2. Review and re-set expectations
Now is a good time to review the expectations placed upon you. Take the time to analyse the situation to identify:
- What you can still control, such as inputs or quality, depending upon your job
- Any degree of uncertainty that brings greater risk, even for things that remain in your control
- What you can no longer control due to the present situation. Is there increased or decreased risk associate with your deliverables?
- Your plan to minimise disruption, cost and risk
And then take extra time to communicate this appropriately to the people who are relying on you to do your job.
In some cases, the proxy of certainty you are providing won’t be about what the expectations are, but the fact that you have re-set expectations with objectivity, clarity and transparency. That inspires confidence that you know what you are doing.
3. Your conduct and a little patience
If you’re fatigued and anxious, it’s a fair bet that your colleagues, clients, suppliers and even your employers are too. No doubt they will be handling the situation to the best of their ability but they, too, will be coping with the new stresses. Give them one less stress. Remain approachable and personable. Don’t confuse this with being ‘nice’. It is about being open to people to communicate with you in a sensible, rational and human way.
Make the extra effort if you need to. For example, if a colleague is a little more aggressive or snippy than usual, be prepared to overlook it in the short term. The trick is not to acknowledge it, almost as if you haven’t heard, then move past it to focus on issues objectively and without reacting emotionally yourself. Of course, if this behaviour is sustained or abusive, you must address it appropriately. Remember that as a professional, you’re playing a longer game.
4. Unfamiliar Standards?

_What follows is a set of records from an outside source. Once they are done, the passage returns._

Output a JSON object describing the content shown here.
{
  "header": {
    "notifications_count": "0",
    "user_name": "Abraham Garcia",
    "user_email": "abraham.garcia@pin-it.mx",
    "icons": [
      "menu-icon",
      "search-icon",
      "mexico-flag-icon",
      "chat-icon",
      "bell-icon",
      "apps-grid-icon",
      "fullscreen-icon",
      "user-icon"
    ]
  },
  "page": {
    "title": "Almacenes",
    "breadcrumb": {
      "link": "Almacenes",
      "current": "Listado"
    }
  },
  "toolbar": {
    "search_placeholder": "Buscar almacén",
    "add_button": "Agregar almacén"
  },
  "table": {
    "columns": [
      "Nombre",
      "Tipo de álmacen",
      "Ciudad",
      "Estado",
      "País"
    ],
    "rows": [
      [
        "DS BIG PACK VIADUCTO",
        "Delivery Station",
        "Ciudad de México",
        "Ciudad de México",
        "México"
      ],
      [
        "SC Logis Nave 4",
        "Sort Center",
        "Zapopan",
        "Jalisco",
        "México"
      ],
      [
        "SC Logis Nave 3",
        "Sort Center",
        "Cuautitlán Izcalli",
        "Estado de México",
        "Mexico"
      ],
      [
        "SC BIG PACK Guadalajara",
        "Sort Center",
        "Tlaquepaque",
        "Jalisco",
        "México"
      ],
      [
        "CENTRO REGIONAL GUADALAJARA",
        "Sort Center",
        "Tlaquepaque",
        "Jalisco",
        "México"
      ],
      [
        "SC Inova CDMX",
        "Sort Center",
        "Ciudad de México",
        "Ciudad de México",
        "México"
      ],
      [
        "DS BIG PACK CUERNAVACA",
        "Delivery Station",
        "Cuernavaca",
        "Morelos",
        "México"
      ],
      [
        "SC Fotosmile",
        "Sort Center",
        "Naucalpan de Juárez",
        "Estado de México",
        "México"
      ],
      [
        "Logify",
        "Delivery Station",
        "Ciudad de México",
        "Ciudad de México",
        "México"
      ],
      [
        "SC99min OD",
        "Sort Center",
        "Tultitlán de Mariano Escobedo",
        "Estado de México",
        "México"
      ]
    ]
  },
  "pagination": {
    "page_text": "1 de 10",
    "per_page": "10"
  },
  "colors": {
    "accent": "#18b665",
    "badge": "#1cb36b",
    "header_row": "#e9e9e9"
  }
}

As has been addressed above, expectations of standards of your usual work-role should be analysed and clearly communicated to your stakeholders, this will help create a proxy of certainty. There are also others to consider – and probably ones that you would not normally need to think about! It’s the ancillary things that will change. For example, colleagues can’t walk to your desk or drop by your office. They now rely on calls and teleconferencing to interact with you.
Might you have to think about a new type of performance standard? Could you now ensure that you answer calls within three rings or perhaps return missed calls within an hour, something you’ve never seriously had to consider before? Might you take extra care to set up your automated ‘out of office’ email when you are unavailable for an extended time? Only you know the specifics and what is appropriate for your work-role, but take care to think about what new standards you might need to apply. Your driver is to demonstrate the certainty you bring to your work-role and all interactions.

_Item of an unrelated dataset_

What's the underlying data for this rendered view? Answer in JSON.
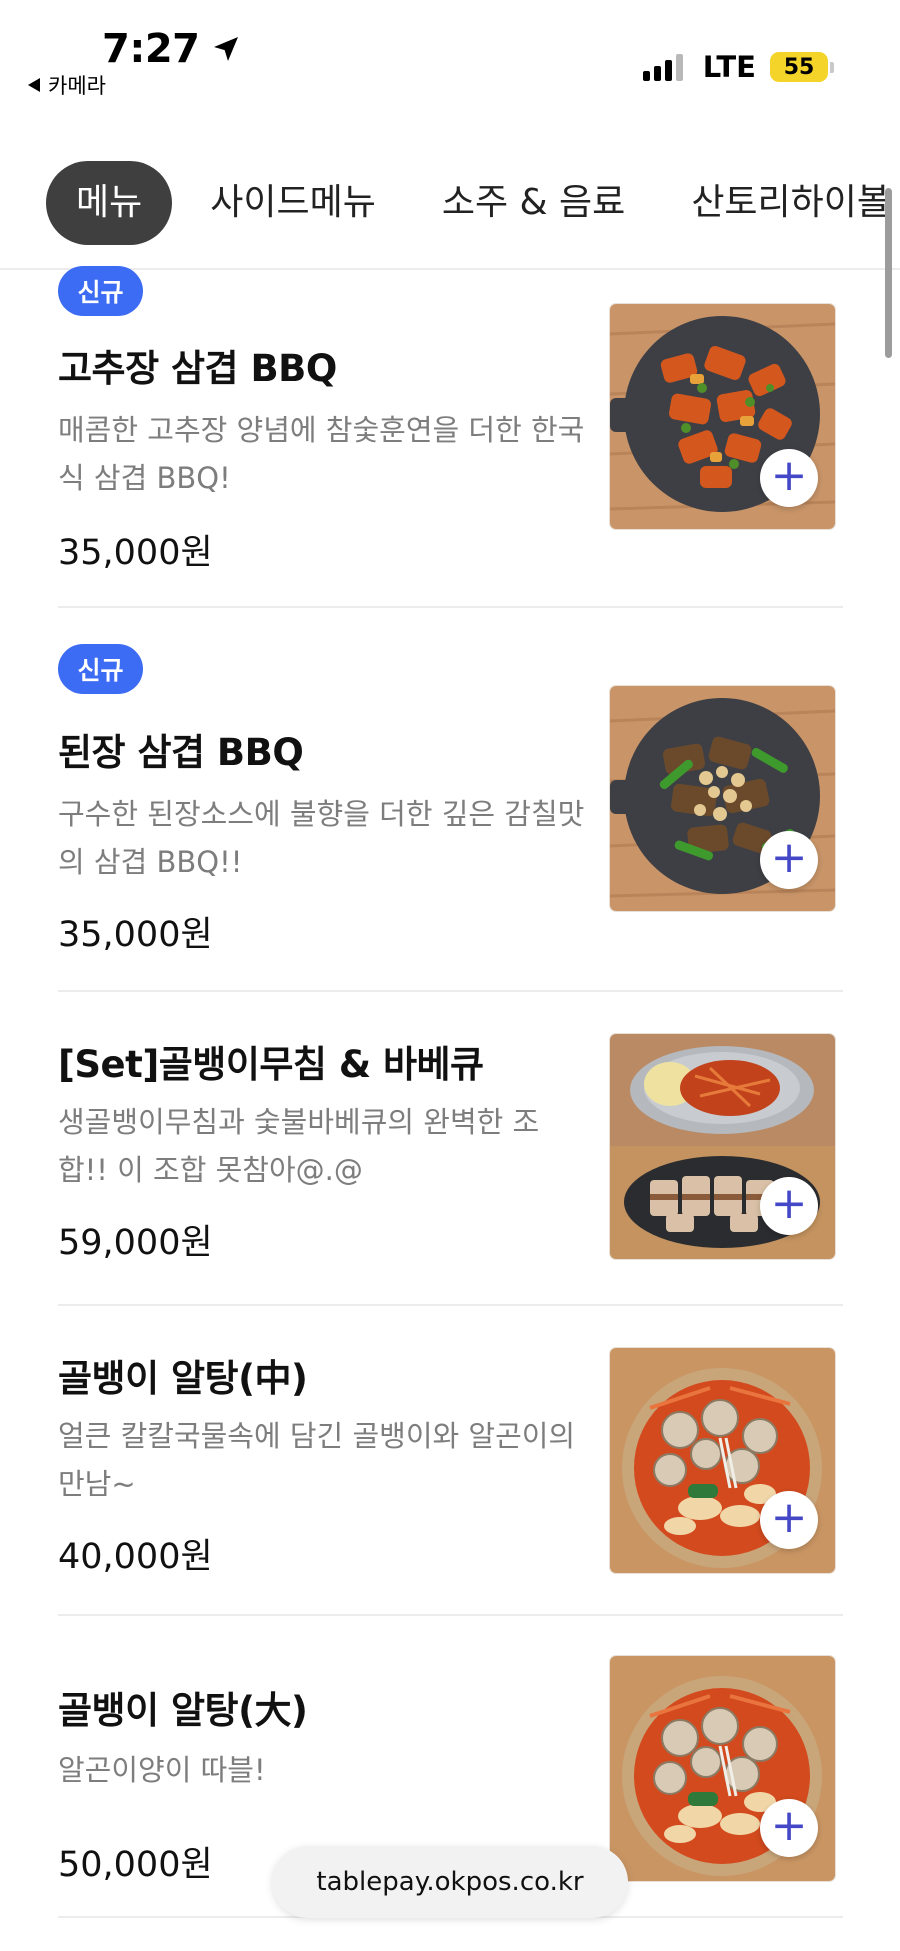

In the end, there is an opportunity to enhance your ‘personal brand’
Despite the uncertainty, this WILL be over one day. Your opportunity is that despite it all, you remained reliable and resilient, principled and personable through one of the most unusual crises the world has experienced. You created a proxy of certainty and THAT is a reputation worth toughing it out for.
Image by truthseeker08 from Pixabay
Committed to helping people find success and fulfilment in their working lives through Personal Professionalism.
Contact me at firstname.lastname@example.org
Visit at www.personalprofessionalism.com